Yes, we all know we should be exercising. Study after study tells us exercise will protect our hearts and our brains. It’s shown to prevent/delay dementia, diabetes, heart attacks, strokes, and (it seems) almost anything else that could befall us.
So why did I spend the last 5 months not exercising at all? It’s not inconvenient. I have a treadmill, weights, a mini-trampoline, and even a karate punching/kicking bag. They’re in my basement den, and I passed them every time I went to and from my car in the garage.
And yet… there they stood. Ignored. Perhaps you’re doing the same?
It took my sister to show me an answer that, frankly, embarrasses me. (You can always depend on a sister to show you uncomfortable truths!) She got me to read The Four Tendencies by Gretchen Rubin, which shows you which of four personality tendencies you have. I was strongly the “rebel” personality. According to the book, Rebels don’t want to do ANYTHING they are told to. Even if (gulp!) the person telling you to do something is yourself! Surely I couldn’t be that pigheaded? But… maybe so, because understanding this STILL did not change my behavior!
How to motivate yourself!
My turnaround came from reading a book called Age in Place, by Lynda G. Shrager. It’s all about making your home and life more capable for aging at home instead of in an institution. A good premise and a good book. But I stupidly read it right before sleep and had a terrible nightmare from it — all about being helpless. The book tells how to make accommodations for when you’re so feeble you can hardly do anything — including get to a toilet they recommend you place right next to your bed. It scared the heck out of me because by not exercising I was advancing the time when I’d be that feeble. THAT got me on the treadmill and I’m still exercising two weeks later. In fact, if I start slacking off again, I plan to re-read the book(!)

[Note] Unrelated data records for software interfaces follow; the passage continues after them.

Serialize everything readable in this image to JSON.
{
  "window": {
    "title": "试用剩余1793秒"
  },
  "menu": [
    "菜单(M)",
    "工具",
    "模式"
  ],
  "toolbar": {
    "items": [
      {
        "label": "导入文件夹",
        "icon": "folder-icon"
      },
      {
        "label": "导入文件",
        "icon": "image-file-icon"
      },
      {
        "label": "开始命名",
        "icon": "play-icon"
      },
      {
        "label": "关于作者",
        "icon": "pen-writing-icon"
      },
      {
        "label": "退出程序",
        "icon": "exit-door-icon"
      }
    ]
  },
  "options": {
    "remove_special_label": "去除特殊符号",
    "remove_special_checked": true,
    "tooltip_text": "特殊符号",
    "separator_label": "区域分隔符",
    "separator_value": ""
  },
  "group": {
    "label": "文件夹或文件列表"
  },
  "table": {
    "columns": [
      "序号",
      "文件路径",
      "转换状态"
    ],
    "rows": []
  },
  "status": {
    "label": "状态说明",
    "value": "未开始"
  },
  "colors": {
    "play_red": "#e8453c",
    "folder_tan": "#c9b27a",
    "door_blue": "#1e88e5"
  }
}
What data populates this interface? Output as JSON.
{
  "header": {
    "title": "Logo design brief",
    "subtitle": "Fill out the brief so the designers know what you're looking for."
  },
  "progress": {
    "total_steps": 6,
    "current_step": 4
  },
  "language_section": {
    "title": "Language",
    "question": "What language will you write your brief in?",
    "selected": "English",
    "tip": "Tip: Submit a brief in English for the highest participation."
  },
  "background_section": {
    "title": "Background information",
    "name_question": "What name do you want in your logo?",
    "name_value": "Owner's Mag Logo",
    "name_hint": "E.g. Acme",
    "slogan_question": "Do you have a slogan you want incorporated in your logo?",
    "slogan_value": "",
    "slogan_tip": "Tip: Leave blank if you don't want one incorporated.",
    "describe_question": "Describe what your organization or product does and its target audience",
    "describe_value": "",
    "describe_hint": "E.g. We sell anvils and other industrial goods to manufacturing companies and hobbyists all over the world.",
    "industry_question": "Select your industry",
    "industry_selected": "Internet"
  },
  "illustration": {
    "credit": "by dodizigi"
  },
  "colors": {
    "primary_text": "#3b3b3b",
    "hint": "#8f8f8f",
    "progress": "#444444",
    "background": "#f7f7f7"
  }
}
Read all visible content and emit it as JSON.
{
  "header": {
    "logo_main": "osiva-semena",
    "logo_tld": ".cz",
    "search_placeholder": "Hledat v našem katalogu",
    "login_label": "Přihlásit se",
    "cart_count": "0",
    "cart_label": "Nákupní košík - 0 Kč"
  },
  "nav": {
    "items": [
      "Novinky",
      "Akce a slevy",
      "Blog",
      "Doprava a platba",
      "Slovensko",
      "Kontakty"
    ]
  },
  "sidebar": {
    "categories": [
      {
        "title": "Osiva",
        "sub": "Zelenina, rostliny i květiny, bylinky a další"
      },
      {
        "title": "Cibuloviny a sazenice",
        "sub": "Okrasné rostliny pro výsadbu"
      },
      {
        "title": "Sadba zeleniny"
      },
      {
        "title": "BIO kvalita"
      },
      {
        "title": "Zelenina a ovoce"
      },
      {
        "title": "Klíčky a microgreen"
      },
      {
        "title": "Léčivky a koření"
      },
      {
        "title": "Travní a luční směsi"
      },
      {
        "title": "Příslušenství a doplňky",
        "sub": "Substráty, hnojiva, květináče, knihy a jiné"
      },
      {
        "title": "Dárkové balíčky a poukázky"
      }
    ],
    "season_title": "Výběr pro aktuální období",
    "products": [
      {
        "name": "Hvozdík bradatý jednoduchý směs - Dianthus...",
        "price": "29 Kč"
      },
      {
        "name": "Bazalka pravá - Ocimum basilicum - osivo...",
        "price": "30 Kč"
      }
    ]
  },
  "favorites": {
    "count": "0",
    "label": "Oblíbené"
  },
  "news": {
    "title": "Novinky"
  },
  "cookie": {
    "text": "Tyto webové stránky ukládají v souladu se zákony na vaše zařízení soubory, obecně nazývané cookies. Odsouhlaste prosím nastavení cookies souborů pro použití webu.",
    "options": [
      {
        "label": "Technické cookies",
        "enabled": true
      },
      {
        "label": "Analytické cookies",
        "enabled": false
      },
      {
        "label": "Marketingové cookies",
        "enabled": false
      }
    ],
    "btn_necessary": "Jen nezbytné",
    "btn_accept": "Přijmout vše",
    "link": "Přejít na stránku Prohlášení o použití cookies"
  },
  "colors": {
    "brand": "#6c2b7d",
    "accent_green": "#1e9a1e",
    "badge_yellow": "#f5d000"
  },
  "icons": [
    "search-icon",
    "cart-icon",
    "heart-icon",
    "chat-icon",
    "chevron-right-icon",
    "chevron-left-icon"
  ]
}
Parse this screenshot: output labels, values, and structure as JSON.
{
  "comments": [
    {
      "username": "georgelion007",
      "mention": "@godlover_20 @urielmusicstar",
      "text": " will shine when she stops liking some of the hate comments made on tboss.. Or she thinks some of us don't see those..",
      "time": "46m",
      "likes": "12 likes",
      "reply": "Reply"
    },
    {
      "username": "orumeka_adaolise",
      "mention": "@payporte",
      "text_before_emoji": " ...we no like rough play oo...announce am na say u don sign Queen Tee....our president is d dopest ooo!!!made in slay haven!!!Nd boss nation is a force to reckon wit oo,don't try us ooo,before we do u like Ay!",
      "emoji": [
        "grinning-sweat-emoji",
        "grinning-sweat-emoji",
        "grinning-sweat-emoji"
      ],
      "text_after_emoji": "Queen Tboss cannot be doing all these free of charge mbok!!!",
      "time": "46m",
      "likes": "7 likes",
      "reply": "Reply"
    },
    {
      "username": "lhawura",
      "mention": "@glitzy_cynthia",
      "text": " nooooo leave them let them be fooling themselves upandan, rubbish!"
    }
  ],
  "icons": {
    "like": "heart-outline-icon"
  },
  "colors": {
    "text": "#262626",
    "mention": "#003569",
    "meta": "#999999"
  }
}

More ideas to motivate us
I also asked family and friends what they do to motivate themselves and got some excellent ideas.
- Work the farm/yard: Get an old farm that needs work. Or start a big DIY landscape project. One friend always loved horses, so she got four of them. Now she’s lifting bales of hay and shoveling horse manure and even occasionally riding her horses.
- Listen to recorded books: This is a great idea, but don’t sabotaged yourself by listening to recorded mysteries in your car. Once you do that, you’ll be driving long trips to a farther away Starbucks just to hear what happens next (trust me, I know!). ONLY listen when you’re walking. One friend said, “I go on long walks and listen to audible books on my iPhone. Right now I cannot wait to take a break and go for a walk in the park.”
- Get to the gym before you wake up: My sister likes to roll out of bed and head for the gym before she does ANYTHING except pee. She says she loves completing her workout before she realizes she’s awake(!)
- Shame yourself into 5 minutes a day: One friend picked one 5-minute routine she could do at home and told herself she could SURELY manage to do 5 minutes a day. After two months, she gradually expanded to doing more. But first she wanted to set in stone the routine of exercising every day. This is a great idea, unless you’re a “rebel” by tendencies(!)
- Make it a competition: A niece told me she responds best to competition. She took cardio kickboxing and she really pushed herself because she wanted to be best in the class. This also works great in sports, IF you can find someone relatively close to you in skill. I found this once in tennis, and later in life in racquetball. Going to exercise was easy when I was competing against someone close in skill and we both tried our hardest to win. It put me in great shape and it felt like fun instead of work.
- Pair it with something else: I’m on the treadmill 6 nights a week, while watching the Mets games. I never tried it before because “expert opinion” is to never exercise at night or you won’t be able to sleep. I’m exercising at 8PM and sleeping like a baby. So test “conventional wisdom” for yourself!
- Make it social: Speaking of tendencies, some of us just like to be with other people. So find friends who will join you in walks or other forms of exercise. If your current friends won’t, add some new friends to your life. They’ll motivate you because you’ll let them down if you don’t show up.
Have you found tricks that work to motivate you?
Marlene Jensen is a 71-year-old full-time marketing professor. Previously she was a VP at CBS and ABC and spent decades as an entrepreneur and pricing author/consultant. Sadly, none of these prepared her for the onslaught of marketers who now think her daily interests/needs consist solely of hearing aids, wheel chairs, adult diapers, medi-alert buttons, medications, and bath tubs you walk into.
2 thoughts on “Hate exercise? Motivation “tricks” that actually work!”
Thank you so much for another great article. My life-long activity habits have all but diminished due to circumstances beyond my control and probably at the worst age for that to happen. Thanks for getting me to re-think what IS in my control. Good luck everybody, you’re not alone.
I think we fail when we try to do some “ideal” exercise program. I’m more concerned these days with doing a “little more.” I look at my Fitbit each afternoon and ask myself if I can’t do a little more. ANY kind of more.